1970, Music

Osmium (1970) by Parliament

Recorded by the same people who made Free Your Mind…, this particular version of Parliament is basically just Funkadelic moonlighting. The record actually feels like the outtakes – the stuff that was just too weird – for Free Your Mind… if you listen to both of them at the same time. Parliament would be relaunched …

1970, Music

Free Your Mind…and Your Ass Will Follow (1970) by Funkadelic

Over the last 20 years my tolerance of directionless jamming and freakouts has gone from very high to relatively low. (I say relatively because I still have a much higher tolerance than, say, your average pop listener.) And this is my biggest problem with some Funkadelic as, in the early days in particular, they could …

2000, Music

The Discovery of a World Inside the Moone (2000) by The Apples in Stereo

I read that this was an attempt by Apples in Stereo to sound more like they do on stage, so it’s rawer than normal. I’ve heard one of their earlier albums – Tone Soul Evolution – but I don’t remember it. But reading my review that sounds like it might be true. But it’s kind …

1985, Music

Around the World in a Day (1985) by Prince and The Revolution

I suspect the degree to which I like this album is heavily influenced by the narrative around it, and my lack of engagement with that narrative. Prince is a known iconoclast when I’m listening to this record for the first time. He’s done things such as change his stage name and fail to release completed …

1975, Music

Let’s Take It to the Stage (1975) by Funkadelic

This is one of those Funkadelic albums where the line between them and Parliament is blurred and that’s not something I can I say I love. Because of its title, I thought it was a live record and almost skipped over it.

2000, Music

Voodoo (2000) by D’Angelo

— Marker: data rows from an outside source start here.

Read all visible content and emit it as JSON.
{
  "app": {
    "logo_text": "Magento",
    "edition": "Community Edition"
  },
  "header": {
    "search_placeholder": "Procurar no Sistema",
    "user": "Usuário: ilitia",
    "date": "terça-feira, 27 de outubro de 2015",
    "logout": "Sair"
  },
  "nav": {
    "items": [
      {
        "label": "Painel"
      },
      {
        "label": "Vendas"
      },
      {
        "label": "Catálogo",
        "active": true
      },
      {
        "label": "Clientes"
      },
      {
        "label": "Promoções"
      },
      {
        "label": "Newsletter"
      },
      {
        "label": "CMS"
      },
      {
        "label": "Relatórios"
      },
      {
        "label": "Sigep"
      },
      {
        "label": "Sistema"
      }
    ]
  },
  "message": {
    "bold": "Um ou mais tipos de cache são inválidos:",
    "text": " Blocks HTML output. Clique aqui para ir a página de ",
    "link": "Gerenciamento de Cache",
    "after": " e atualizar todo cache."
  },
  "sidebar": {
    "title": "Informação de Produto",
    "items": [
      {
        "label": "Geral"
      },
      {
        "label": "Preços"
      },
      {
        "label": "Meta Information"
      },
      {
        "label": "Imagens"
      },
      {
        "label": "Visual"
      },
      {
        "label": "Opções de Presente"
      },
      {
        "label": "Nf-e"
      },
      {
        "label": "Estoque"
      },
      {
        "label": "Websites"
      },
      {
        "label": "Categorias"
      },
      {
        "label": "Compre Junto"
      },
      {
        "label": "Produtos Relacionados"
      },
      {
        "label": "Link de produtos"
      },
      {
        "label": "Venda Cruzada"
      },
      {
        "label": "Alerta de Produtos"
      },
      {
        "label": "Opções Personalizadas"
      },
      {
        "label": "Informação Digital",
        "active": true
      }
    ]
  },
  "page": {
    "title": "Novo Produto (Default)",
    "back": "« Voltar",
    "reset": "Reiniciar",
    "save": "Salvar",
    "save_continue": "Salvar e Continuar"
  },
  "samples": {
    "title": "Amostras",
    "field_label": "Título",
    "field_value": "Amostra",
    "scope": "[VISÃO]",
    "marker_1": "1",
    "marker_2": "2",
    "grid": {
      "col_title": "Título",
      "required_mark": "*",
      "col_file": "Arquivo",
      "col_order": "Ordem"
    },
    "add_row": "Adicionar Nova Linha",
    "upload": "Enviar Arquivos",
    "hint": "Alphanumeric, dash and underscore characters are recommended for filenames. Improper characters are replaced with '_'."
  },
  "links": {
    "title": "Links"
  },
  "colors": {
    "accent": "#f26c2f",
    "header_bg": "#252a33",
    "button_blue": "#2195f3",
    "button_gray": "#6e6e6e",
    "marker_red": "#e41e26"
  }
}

I heard so much about this album that I was bound to be disappointed. I had read really positive reviews but also multiple friends of mine told me it was a great album and at least one of these people was not an R&B connoisseur. (Meaning I should take his opinion even more seriously.)

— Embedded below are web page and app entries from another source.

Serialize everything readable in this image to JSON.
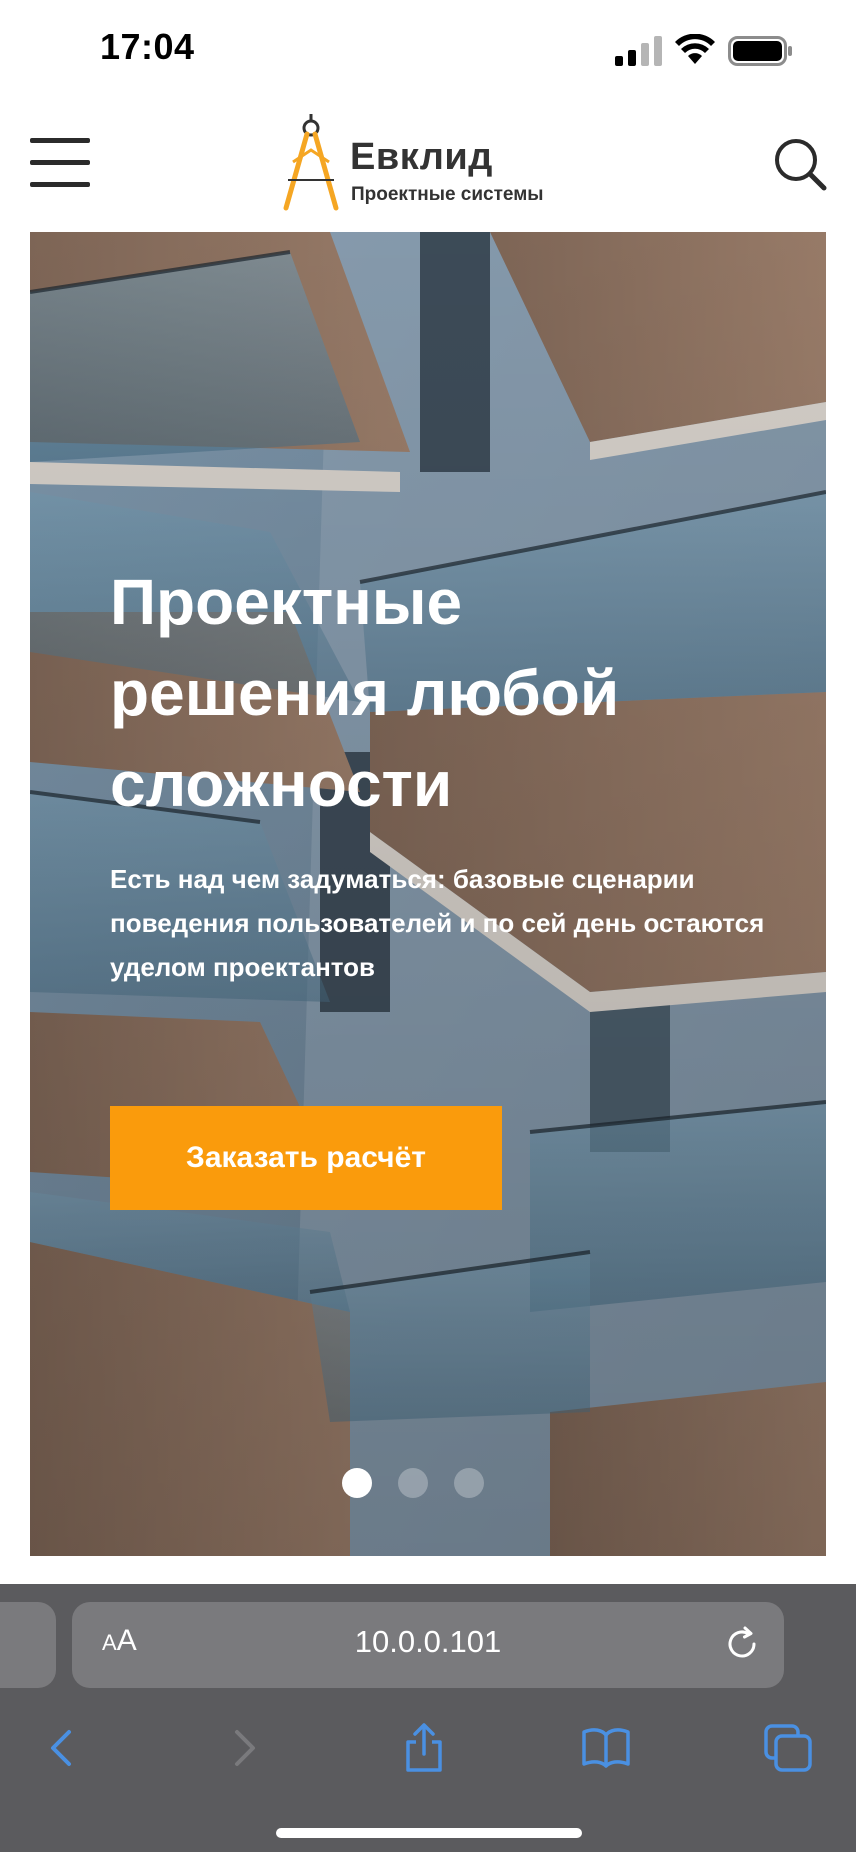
{
  "status_bar": {
    "time": "17:04"
  },
  "header": {
    "logo_name": "Евклид",
    "logo_subtitle": "Проектные системы",
    "menu_icon": "hamburger-menu-icon",
    "search_icon": "search-icon"
  },
  "hero": {
    "title": "Проектные решения любой сложности",
    "subtitle": "Есть над чем задуматься: базовые сценарии поведения пользователей и по сей день остаются уделом проектантов",
    "cta_label": "Заказать расчёт",
    "slider": {
      "total_slides": 3,
      "active_slide": 1
    },
    "colors": {
      "accent": "#fa9b0c",
      "text": "#ffffff"
    }
  },
  "browser": {
    "text_size_label": "AA",
    "url": "10.0.0.101",
    "toolbar_icons": [
      "back-icon",
      "forward-icon",
      "share-icon",
      "bookmarks-icon",
      "tabs-icon"
    ],
    "colors": {
      "toolbar_icon": "#4a90e2",
      "chrome_bg": "#5b5b5e"
    }
  }
}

1974, Music

Fulfillingness’ First Finale (1974) by Stevie Wonder

Good Stevie Wonder does nothing for me. Middling Stevie Wonder does less for me. It’s hard for me to even care enough about this record, which doesn’t have any of his biggest hits on it, and which fails to move me, like all of his records. But I guess I have to try. (That’s what …

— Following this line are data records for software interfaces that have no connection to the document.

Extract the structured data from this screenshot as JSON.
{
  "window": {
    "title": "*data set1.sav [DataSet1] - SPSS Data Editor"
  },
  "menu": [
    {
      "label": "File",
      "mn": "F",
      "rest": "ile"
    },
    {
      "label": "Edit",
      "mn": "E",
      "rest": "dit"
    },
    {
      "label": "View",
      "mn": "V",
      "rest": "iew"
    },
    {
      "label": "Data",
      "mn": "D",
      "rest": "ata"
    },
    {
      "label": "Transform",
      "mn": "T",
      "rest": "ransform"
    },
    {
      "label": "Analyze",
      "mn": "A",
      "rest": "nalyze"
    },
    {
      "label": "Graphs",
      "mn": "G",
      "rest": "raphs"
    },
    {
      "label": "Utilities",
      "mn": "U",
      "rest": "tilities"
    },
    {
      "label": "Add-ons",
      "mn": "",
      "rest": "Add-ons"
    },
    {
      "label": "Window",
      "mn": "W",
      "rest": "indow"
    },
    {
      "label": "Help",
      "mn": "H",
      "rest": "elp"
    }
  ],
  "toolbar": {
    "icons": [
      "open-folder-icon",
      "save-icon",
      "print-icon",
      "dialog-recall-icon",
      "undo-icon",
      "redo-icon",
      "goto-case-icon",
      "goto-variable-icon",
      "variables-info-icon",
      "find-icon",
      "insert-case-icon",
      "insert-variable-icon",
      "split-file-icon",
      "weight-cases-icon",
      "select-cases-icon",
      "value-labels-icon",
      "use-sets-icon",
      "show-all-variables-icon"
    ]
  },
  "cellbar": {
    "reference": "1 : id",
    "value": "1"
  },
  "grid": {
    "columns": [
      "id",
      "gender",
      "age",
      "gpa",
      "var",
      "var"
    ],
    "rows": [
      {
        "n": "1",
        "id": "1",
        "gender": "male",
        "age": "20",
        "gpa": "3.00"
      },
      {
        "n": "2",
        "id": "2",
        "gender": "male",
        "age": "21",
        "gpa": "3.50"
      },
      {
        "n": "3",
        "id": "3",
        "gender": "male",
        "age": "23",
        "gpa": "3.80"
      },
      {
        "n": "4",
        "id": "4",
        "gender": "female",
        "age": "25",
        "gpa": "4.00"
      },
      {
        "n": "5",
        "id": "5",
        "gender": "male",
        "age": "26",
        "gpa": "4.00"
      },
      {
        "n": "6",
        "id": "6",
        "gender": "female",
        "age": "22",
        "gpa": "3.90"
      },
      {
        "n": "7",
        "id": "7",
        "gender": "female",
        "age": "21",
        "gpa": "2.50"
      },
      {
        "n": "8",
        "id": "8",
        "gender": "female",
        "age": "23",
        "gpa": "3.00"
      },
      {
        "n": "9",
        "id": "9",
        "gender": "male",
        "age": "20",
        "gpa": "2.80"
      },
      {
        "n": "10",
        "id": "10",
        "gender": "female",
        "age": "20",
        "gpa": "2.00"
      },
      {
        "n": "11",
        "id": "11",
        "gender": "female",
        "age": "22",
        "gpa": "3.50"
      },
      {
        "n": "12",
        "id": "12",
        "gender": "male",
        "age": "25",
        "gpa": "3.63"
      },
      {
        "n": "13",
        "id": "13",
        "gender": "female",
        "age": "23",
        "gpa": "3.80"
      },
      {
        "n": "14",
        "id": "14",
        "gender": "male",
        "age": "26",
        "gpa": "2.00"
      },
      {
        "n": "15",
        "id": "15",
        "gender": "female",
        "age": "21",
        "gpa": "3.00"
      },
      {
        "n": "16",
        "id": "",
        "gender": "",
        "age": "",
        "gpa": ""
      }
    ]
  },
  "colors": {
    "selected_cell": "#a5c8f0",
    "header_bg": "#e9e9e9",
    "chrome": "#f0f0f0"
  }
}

1969, Music

Stand! (1969) by Sly and the Family Stone

I think my biggest problem with all the early Family Stone albums I’ve heard is a lack of consistent material. Because, otherwise, they’re a truly great band with a unique sound fusion and sound, full of truly capable musicians. But on the previous records, nearly all the songs outside of the singles felt lazy (or …

1973, Music

3+3 (1973) by The Isley Brothers

I know the Isley Brothers more by reputation than by their music. I know their most famous song, and I know the most famous song from this record, but that’s about it. (Also, I may have forgotten that “Shout” and “That Lady” were by the same band until I listened to this record.) This record …

Music

Cosmic Slop (1973) by Funkadelic

The first time I heard this one I can’t say it endeared itself to me. Though I don’t know enough about it, it sure struck me as a Parliament record, or closer to one, than I would have preferred. (Again, I don’t really know what I’m talking about.) But with time, I’ve come to hear …

1973, Music

Fresh (1973) by Sly and the Family Stone

I don’t know enough about the history of Sly and the Family Stone to know whether or not There’s a Riot Goin’ On was something sustainable on an emotional level – I suspect it wasn’t – or a commercial level. But this record feels like a major step… not back, exactly, but to the side, …

1993, Music

Are You Gonna Go My Way (1993) by Lenny Kravitz

I do not love nostalgia. Even when that nostalgia is for music I like, I have a hard time liking or sometimes even appreciating music that was made in awe of and devotion to another time. Sure, it might sound better than the original because it was recorded better or mixed better or mastered better …

1968, Music

Dance to the Music (1968) by Sly and the Family Stone

It’s easy to understand why this band captured everyone’s attention; though the music is undeniably funky for the era, and soulful, there’s also enough of other elements that it’s accessible to people who would not have listened to James Brown or Stax or what have you.It’s significantly less psychedelic than I assumed it was, but …

1966, 1967, 1968, 1969, 1970, 2000, Music

The Jimi Hendrix Experience (2000)

This is an exhaustive collection of Experience alternate takes, outtakes, alternate mixes and live performances. For the Hendrix completist, it’s probably more essential than any of the other studio rarities collections that have come out, just because it shows off more facets of his playing and his experimentation – unlike those studio rarities collections which …